By Mike Colpitts
Mortgage rates dropped to their second lowest rate on record as worries over European debt concerns sent Treasury bonds lower this week. The rate on the average 30-year fixed rate mortgage hit 4.00% with 0.7 point, according to Freddie Mac.
It was the lowest rate on the 30-year fixed mortgage since reaching a record all-time low of 3.94% the first week of October. The drop in rates, which are set individually by banks and other mortgage lenders, should get more home buyers and homeowners to make mortgage purchases just before the winter season sets in to chill the housing market, which is typical for any year.
The 15-year fixed rate loan also fell to an average of 3.38%, a seven basis point drop from last week.
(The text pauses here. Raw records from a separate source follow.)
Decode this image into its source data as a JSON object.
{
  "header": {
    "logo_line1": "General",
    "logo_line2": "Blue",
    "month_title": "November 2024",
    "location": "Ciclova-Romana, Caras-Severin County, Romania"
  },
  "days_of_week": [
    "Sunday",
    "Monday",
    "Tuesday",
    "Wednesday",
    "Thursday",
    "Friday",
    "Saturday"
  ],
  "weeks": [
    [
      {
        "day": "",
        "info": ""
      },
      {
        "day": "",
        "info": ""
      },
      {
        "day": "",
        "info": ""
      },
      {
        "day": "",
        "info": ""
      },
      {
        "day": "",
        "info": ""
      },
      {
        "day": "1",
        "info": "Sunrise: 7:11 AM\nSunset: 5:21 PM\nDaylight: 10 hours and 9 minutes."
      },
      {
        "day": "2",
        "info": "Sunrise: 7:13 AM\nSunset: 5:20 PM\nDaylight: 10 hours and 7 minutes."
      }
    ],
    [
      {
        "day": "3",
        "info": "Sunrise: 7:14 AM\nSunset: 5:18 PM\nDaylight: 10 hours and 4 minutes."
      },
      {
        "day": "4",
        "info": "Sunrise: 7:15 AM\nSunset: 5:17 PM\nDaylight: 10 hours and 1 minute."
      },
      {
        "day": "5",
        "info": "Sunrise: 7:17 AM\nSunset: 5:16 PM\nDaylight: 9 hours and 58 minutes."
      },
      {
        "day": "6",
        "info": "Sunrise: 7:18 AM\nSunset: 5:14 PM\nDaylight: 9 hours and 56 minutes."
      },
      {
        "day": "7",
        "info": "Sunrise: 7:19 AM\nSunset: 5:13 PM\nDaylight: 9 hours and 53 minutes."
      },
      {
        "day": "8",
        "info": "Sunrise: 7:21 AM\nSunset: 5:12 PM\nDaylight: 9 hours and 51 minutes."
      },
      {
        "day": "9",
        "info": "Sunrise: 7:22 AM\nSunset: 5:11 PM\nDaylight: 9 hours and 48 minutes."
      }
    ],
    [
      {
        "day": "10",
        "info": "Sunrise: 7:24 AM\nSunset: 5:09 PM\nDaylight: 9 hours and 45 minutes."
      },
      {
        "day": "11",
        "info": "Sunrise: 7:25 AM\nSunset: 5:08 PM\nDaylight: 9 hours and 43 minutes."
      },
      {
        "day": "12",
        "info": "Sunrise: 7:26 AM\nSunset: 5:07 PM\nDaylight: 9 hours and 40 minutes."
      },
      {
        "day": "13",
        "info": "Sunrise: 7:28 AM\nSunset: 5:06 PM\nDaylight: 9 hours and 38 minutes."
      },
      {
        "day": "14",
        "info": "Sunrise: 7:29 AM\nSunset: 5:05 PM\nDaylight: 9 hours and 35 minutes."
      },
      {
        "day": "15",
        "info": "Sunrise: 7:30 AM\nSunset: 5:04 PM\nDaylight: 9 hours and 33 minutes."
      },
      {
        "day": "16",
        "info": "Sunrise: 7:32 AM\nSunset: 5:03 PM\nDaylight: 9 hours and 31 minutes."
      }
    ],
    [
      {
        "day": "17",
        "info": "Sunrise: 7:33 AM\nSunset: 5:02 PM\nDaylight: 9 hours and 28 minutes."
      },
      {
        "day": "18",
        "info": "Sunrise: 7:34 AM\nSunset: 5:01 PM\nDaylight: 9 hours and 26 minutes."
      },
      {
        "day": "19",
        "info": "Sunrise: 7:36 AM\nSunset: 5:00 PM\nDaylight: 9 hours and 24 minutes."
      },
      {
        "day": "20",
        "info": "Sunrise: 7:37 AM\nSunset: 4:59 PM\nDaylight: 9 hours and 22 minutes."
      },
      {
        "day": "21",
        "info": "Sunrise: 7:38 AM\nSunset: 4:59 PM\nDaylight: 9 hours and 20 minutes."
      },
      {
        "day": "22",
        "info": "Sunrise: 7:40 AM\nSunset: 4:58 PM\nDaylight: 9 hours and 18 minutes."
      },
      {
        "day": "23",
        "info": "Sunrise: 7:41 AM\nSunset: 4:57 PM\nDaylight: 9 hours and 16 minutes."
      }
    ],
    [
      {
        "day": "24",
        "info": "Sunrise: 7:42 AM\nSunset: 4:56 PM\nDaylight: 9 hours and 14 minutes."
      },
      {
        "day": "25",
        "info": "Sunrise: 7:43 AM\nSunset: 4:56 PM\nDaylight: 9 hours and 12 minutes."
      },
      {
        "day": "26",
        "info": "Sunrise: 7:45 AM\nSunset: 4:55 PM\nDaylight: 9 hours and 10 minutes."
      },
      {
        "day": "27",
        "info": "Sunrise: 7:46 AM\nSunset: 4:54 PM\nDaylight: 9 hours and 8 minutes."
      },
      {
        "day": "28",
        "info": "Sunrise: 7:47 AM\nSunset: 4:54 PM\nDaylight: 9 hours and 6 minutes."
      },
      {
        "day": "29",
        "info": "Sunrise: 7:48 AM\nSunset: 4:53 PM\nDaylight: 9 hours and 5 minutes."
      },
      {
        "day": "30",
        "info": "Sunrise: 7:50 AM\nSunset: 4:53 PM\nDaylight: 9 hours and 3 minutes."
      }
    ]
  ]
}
A year ago the same mortgage was 3.63%.
“Market concerns over the European debt market drew investors to U.S. Treasury securities lowering bond yields and mortgage rates,” said Freddie Mac chief economist Frank Nothaft.
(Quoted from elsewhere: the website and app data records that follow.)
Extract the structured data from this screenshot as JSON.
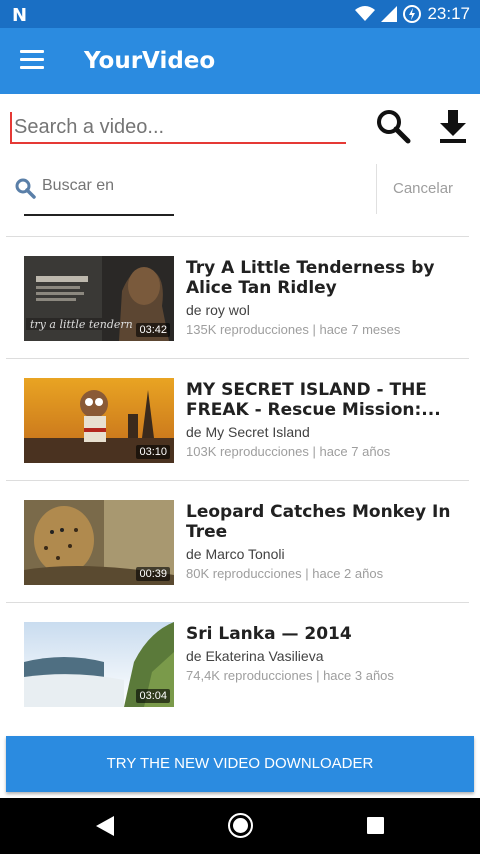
{
  "status_bar": {
    "time": "23:17",
    "notification_icon": "N"
  },
  "app_bar": {
    "title": "YourVideo"
  },
  "search": {
    "placeholder": "Search a video..."
  },
  "filter": {
    "label": "Buscar en",
    "cancel_label": "Cancelar"
  },
  "videos": [
    {
      "title": "Try A Little Tenderness by Alice Tan Ridley",
      "author": "de roy wol",
      "meta": "135K reproducciones | hace 7 meses",
      "duration": "03:42"
    },
    {
      "title": "MY SECRET ISLAND - THE FREAK - Rescue Mission:...",
      "author": "de My Secret Island",
      "meta": "103K reproducciones | hace 7 años",
      "duration": "03:10"
    },
    {
      "title": "Leopard Catches Monkey In Tree",
      "author": "de Marco Tonoli",
      "meta": "80K reproducciones | hace 2 años",
      "duration": "00:39"
    },
    {
      "title": "Sri Lanka — 2014",
      "author": "de Ekaterina Vasilieva",
      "meta": "74,4K reproducciones | hace 3 años",
      "duration": "03:04"
    }
  ],
  "cta": {
    "label": "TRY THE NEW VIDEO DOWNLOADER"
  },
  "colors": {
    "app_bar": "#2b8be0",
    "status_bar": "#1a6fc4",
    "accent_underline": "#e53935"
  },
  "icons": {
    "menu": "hamburger-icon",
    "search": "magnifier-icon",
    "download": "download-icon",
    "filter": "magnifier-icon"
  }
}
The Bureau of Economic Analysis reported the economy grew 2.5% in the third quarter, demonstrating the strongest pace of the year led by a surge in consumer expenditures as consumer spending rose 0.6% during the month of September.
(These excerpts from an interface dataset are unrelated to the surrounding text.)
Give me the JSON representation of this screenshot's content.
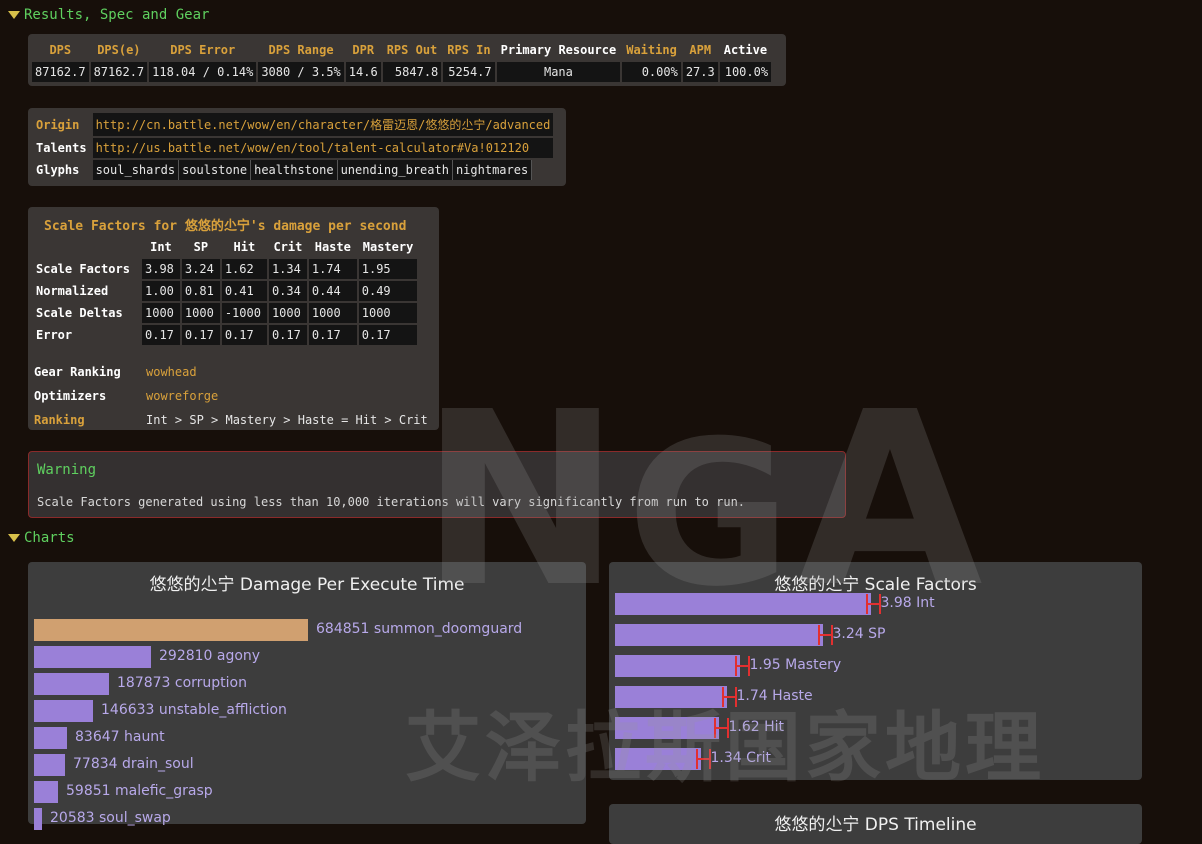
{
  "sections": {
    "results": "Results, Spec and Gear",
    "charts": "Charts"
  },
  "results_table": {
    "headers": [
      {
        "text": "DPS",
        "gold": true
      },
      {
        "text": "DPS(e)",
        "gold": true
      },
      {
        "text": "DPS Error",
        "gold": true
      },
      {
        "text": "DPS Range",
        "gold": true
      },
      {
        "text": "DPR",
        "gold": true
      },
      {
        "text": "RPS Out",
        "gold": true
      },
      {
        "text": "RPS In",
        "gold": true
      },
      {
        "text": "Primary Resource",
        "gold": false
      },
      {
        "text": "Waiting",
        "gold": true
      },
      {
        "text": "APM",
        "gold": true
      },
      {
        "text": "Active",
        "gold": false
      }
    ],
    "values": [
      "87162.7",
      "87162.7",
      "118.04 / 0.14%",
      "3080 / 3.5%",
      "14.6",
      "5847.8",
      "5254.7",
      "Mana",
      "0.00%",
      "27.3",
      "100.0%"
    ]
  },
  "info": {
    "origin_label": "Origin",
    "origin_value": "http://cn.battle.net/wow/en/character/格雷迈恩/悠悠的尐宁/advanced",
    "talents_label": "Talents",
    "talents_value": "http://us.battle.net/wow/en/tool/talent-calculator#Va!012120",
    "glyphs_label": "Glyphs",
    "glyphs": [
      "soul_shards",
      "soulstone",
      "healthstone",
      "unending_breath",
      "nightmares"
    ]
  },
  "scale_factors": {
    "title": "Scale Factors for 悠悠的尐宁's damage per second",
    "columns": [
      "Int",
      "SP",
      "Hit",
      "Crit",
      "Haste",
      "Mastery"
    ],
    "rows": [
      {
        "label": "Scale Factors",
        "values": [
          "3.98",
          "3.24",
          "1.62",
          "1.34",
          "1.74",
          "1.95"
        ]
      },
      {
        "label": "Normalized",
        "values": [
          "1.00",
          "0.81",
          "0.41",
          "0.34",
          "0.44",
          "0.49"
        ]
      },
      {
        "label": "Scale Deltas",
        "values": [
          "1000",
          "1000",
          "-1000",
          "1000",
          "1000",
          "1000"
        ]
      },
      {
        "label": "Error",
        "values": [
          "0.17",
          "0.17",
          "0.17",
          "0.17",
          "0.17",
          "0.17"
        ]
      }
    ],
    "gear_ranking_label": "Gear Ranking",
    "gear_ranking_value": "wowhead",
    "optimizers_label": "Optimizers",
    "optimizers_value": "wowreforge",
    "ranking_label": "Ranking",
    "ranking_value": "Int > SP > Mastery > Haste = Hit > Crit"
  },
  "warning": {
    "title": "Warning",
    "text": "Scale Factors generated using less than 10,000 iterations will vary significantly from run to run."
  },
  "dpe_chart": {
    "title": "悠悠的尐宁 Damage Per Execute Time",
    "bars": [
      {
        "value": 684851,
        "label": "684851  summon_doomguard",
        "color": "#d0a070"
      },
      {
        "value": 292810,
        "label": "292810  agony",
        "color": "#9a80d8"
      },
      {
        "value": 187873,
        "label": "187873  corruption",
        "color": "#9a80d8"
      },
      {
        "value": 146633,
        "label": "146633  unstable_affliction",
        "color": "#9a80d8"
      },
      {
        "value": 83647,
        "label": "83647  haunt",
        "color": "#9a80d8"
      },
      {
        "value": 77834,
        "label": "77834  drain_soul",
        "color": "#9a80d8"
      },
      {
        "value": 59851,
        "label": "59851  malefic_grasp",
        "color": "#9a80d8"
      },
      {
        "value": 20583,
        "label": "20583  soul_swap",
        "color": "#9a80d8"
      }
    ]
  },
  "sf_chart": {
    "title": "悠悠的尐宁 Scale Factors",
    "bars": [
      {
        "value": 3.98,
        "label": "3.98  Int"
      },
      {
        "value": 3.24,
        "label": "3.24  SP"
      },
      {
        "value": 1.95,
        "label": "1.95  Mastery"
      },
      {
        "value": 1.74,
        "label": "1.74  Haste"
      },
      {
        "value": 1.62,
        "label": "1.62  Hit"
      },
      {
        "value": 1.34,
        "label": "1.34  Crit"
      }
    ],
    "error": 0.17
  },
  "timeline_chart": {
    "title": "悠悠的尐宁 DPS Timeline"
  },
  "watermark": {
    "logo": "NGA",
    "caption": "艾泽拉斯国家地理"
  }
}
The 5-year adjustable rate mortgage averaged 2.96% for the week with an average of 0.6 point, down from last week’s 3.08% average. The 1-year Treasury indexed ARM also saw a drop, hitting 2.88%, a two basis point decline from the prior week.